ELPE (Hellenic Petroleum) will submit offers for three or four offshore blocks in the Ionian Sea – of a total of twenty offered by Greece for hydrocarbon exploration and exploitation in the Ionian Sea and south of Crete through an international tender – as part of a consortium involving a major foreign partner, sources have informed energypress. Besides ELPE, Total and Exxon Mobil have acquired seismic survey data collected by PGS.
ELPE can only take part in the tender as part of a bigger consortium as the Greek company, alone, does not meet the technical requirements and experience demanded by the tender to take on the venture’s challenges, including exploration in ultra-deep sea waters.
The news of ELPE’s plan to place a bid confirms the intention of the Production Reconstruction, Environment and Energy Ministry to not extend the tender’s upcoming July 14 deadline.
It remains unknown which of the Ionian Sea offshore blocks will be targeted by the ELPE-linked consortium. Also still unclear is whether an offer will be made for “Block 1” in the region, which borders with Albanian economic interests in the Ionian Sea.
ELPE chief executive Grigoris Stergioulis recently asserted that an offer would be made for “Block 1” as a means of endorsing Greece’s territorial economic rights in the offshore area, even though the block does not offer particularly strong hydrocarbon potential. It is believed the move is currently being reexamined by the country’s energy authorities in association with Foreign Affairs Ministry officials.

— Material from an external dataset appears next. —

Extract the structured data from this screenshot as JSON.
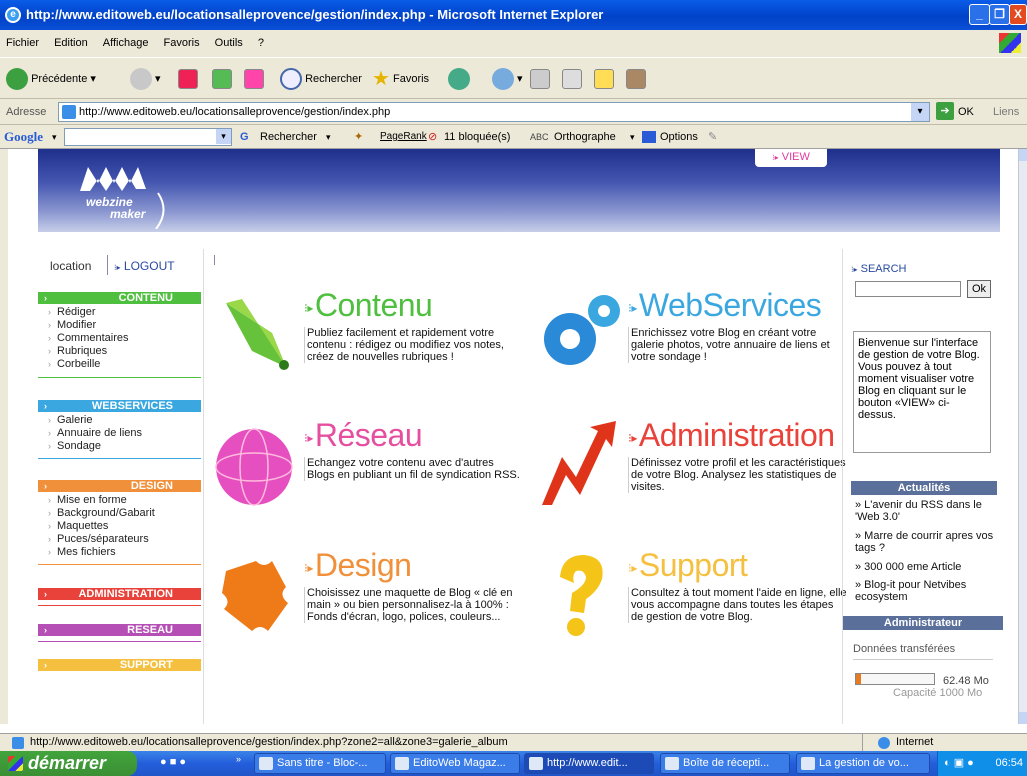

Other than ELPE, Total and Exxon Mobil, no other companies are believed to be interested in submitting offers for the twenty offshore blocks. BP and Shell expressed some interest in the past but did not acquire the seismic survey data. Also, energy ministry officials do not expect companies from Venezuela, Brazil, and Russia to take part. Over the pst few months, Production Reconstruction, Environment and Energy Minister Panagiotis Lafazanis had met with the respective ambassadors to Greece of these nations, seeking to draw the interest of Venezuelan, Brazilian, and Russian energy companies.
According to energy ministry officials, the fallen price level of oil has developed into a greater determining factor for the tender’s prospects than Greece’s current political instability. Greece is also seen as a high-risk oil exploration investment as a result of the deep and unexplored waters, a combination that requires high-level investment.